But there were other steps the Government took to mitigate that risk. One was to ensure Akavi's name and nationality did not appear in the media. That was done by Foreign Minister Murray McCully personally brokering agreements with media outlets around the world.

Prime Minister Jacinda Ardern and Foreign Minister Winston Peters. Photo / Mark Mitchell
Prime Minister Jacinda Ardern and Foreign Minister Winston Peters. Photo / Mark Mitchell

There was evidence Akavi was still alive in December last year, and her name was mentioned by Islamic State just before it was attacked in Baghouz. She is the longest surviving hostage in the history of the Red Cross.


We may never know how much the Government's actions contributed to that - but they did at least not result in her being killed at a time when many other hostages were.

So it was little wonder Prime Minister Jacinda Ardern's Government was very nervous about the ICRC's decision to finally identify Akavi.

That happened this week after the ICRC spoke to the New York Times and other media about Akavi.

After that Ardern said New Zealand had made it clear it did not agree, and then refused to comment further. The ICRC's head of operations Dominik Stillhart insisted the Red Cross had that support.

Foreign Minister Winston Peters then went somewhat further than Ardern, describing the ICRC's claim that the Government supported it as "balderdash."

It is understood the Government was blind-sided by the ICRC's decision to go public. It was not told until after the ICRC had already spoken to the New York Times and it was presented as something of a fait accompli - or at least something it would now require a lot more work to quell.

There was also frustration about the timing, given the recent terrorist attack on the Christchurch mosques. If Akavi was still held by Islamic State, identifying her as a New Zealander could put her in further danger given its leaders had issued a call for retaliation for those attacks.

The other risk was that the news Islamic State had held a New Zealander for almost six years would trigger someone else with extremist views, or undo some of the strong support for the Muslim community in the aftermath of those attacks.

What is clear - and somewhat surprising - is that at no stage did either Peters or Ardern speak to the ICRC or the New York Times themselves to try to get the publisher to hold off, as had happened in the past.

The lack of such high-level intervention could indicate either the Government believed it would be futile, or acknowledged it was going to become public in short order anyway.

As yet, it is unknown which side - if any - is right. That will not be known until there is further news about Akavi's fate.

The issue matters not just for the sake of Akavi, but because lessons from the handling of her case will be instrumental in the future should another New Zealander be taken.

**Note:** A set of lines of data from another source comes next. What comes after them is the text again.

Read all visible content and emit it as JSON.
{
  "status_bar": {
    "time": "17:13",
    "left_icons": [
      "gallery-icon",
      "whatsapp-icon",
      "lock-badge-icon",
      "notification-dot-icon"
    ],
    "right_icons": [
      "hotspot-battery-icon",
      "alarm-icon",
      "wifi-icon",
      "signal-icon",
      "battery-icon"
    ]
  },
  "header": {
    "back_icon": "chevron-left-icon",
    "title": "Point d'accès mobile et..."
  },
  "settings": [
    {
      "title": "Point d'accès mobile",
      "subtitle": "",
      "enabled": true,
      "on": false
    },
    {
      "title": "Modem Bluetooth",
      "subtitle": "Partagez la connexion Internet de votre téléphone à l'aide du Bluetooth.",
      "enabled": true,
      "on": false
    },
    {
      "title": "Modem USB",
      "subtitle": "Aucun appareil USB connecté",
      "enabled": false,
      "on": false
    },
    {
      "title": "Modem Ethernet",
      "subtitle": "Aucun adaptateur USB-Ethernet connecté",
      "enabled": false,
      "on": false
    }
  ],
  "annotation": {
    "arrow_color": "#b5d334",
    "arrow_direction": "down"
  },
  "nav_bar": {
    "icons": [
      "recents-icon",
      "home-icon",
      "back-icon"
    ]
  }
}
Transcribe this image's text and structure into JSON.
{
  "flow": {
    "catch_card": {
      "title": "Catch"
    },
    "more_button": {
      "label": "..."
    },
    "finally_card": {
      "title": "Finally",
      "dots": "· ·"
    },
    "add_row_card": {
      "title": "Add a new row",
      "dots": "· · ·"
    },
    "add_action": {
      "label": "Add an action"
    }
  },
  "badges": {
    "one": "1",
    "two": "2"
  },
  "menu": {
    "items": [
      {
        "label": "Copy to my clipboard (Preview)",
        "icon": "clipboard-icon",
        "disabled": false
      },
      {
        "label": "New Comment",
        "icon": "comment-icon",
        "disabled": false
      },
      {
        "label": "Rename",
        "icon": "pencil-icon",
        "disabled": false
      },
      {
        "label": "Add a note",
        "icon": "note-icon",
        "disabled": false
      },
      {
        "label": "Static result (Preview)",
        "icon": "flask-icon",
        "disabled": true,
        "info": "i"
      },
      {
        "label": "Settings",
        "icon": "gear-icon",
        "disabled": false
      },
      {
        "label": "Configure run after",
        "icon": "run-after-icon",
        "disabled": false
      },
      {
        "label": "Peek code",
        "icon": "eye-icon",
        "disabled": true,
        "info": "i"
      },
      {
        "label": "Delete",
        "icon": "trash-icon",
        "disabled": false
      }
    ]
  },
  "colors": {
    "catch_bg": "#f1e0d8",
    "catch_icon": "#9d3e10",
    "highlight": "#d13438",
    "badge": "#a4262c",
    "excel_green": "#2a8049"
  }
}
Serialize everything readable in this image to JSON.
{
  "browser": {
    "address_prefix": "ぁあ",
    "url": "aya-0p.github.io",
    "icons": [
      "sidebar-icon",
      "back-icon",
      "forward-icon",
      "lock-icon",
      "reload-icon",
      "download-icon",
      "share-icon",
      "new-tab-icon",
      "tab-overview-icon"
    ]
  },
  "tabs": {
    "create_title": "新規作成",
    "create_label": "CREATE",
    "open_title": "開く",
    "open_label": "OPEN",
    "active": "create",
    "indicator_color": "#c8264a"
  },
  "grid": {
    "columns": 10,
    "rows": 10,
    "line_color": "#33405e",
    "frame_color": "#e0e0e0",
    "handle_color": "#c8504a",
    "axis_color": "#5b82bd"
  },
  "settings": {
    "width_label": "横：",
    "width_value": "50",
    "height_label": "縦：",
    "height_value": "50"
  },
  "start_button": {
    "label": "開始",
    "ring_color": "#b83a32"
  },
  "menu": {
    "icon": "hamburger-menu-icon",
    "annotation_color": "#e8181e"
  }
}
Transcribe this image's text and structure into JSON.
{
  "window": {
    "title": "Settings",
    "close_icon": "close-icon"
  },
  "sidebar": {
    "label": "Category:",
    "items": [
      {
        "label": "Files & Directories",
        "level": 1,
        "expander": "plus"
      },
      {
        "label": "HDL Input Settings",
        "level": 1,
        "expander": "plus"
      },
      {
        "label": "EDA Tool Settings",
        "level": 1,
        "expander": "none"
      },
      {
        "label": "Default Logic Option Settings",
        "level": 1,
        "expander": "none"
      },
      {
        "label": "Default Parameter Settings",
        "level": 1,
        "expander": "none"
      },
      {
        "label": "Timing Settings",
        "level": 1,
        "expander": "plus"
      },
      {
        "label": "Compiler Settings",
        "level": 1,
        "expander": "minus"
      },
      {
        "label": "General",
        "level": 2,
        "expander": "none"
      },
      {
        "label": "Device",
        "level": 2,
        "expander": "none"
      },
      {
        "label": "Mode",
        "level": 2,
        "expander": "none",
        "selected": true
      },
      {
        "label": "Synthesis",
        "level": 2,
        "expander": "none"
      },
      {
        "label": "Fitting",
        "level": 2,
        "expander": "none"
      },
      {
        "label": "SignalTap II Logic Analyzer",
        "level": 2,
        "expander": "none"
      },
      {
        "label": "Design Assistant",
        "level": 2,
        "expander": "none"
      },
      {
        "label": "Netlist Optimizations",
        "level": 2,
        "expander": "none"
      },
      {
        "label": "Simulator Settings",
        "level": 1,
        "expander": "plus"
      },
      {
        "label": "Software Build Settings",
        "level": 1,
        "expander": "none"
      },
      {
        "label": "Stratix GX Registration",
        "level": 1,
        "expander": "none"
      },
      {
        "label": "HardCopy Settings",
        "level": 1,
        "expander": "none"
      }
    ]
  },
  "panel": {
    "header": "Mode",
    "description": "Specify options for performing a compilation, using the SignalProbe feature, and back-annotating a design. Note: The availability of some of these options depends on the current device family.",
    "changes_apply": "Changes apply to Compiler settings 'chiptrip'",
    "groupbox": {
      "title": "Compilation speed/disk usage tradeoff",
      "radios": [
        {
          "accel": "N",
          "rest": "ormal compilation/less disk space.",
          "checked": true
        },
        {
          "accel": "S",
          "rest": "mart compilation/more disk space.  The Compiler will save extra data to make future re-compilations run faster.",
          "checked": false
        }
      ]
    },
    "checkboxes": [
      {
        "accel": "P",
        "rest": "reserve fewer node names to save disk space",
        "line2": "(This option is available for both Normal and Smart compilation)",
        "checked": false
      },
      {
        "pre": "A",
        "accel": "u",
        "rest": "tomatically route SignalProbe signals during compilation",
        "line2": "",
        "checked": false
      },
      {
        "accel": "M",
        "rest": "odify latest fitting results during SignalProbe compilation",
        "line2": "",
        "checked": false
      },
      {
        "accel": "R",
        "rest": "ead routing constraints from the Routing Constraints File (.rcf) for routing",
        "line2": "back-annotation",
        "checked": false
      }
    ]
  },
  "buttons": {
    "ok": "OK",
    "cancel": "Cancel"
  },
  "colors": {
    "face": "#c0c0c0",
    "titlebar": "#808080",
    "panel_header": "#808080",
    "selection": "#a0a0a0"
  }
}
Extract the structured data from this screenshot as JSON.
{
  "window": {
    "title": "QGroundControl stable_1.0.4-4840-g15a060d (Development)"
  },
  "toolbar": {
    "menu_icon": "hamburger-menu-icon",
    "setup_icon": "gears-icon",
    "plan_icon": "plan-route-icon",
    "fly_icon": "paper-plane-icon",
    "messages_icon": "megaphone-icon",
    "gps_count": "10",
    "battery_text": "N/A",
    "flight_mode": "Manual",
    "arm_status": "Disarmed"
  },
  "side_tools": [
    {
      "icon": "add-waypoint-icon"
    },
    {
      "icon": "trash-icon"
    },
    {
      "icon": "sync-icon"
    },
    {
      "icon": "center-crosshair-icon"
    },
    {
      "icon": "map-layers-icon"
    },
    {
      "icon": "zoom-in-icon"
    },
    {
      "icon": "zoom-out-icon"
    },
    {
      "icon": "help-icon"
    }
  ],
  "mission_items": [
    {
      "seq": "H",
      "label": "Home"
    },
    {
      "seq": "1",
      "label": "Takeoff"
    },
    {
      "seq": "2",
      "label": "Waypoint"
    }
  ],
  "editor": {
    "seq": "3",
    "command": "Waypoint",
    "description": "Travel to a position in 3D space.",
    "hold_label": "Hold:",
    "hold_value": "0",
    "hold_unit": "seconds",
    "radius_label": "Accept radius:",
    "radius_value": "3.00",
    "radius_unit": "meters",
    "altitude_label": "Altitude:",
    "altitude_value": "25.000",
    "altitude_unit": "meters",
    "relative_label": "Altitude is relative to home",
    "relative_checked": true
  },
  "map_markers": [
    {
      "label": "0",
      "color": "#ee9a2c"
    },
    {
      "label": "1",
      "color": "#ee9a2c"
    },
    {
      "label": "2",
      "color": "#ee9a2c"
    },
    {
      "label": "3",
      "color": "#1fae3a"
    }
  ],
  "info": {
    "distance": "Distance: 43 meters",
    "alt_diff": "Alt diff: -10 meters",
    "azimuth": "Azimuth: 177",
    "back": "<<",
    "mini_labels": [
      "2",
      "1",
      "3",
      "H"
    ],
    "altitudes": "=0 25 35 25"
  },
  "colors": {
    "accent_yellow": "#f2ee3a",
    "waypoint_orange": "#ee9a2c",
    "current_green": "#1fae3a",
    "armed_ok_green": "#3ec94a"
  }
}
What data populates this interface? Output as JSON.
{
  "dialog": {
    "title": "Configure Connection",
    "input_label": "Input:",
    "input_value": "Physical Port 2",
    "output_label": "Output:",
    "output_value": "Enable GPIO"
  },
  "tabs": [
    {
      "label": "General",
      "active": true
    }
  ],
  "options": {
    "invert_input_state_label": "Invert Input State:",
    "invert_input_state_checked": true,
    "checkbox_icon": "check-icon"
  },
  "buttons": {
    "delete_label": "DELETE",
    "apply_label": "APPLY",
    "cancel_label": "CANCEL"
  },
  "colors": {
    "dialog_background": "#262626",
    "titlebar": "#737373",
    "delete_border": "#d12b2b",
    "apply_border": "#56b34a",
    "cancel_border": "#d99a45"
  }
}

That is not as remote a possibility as it may seem. Hostages remain a revenue earner for terrorist groups, and Islamic State is not the only one in town.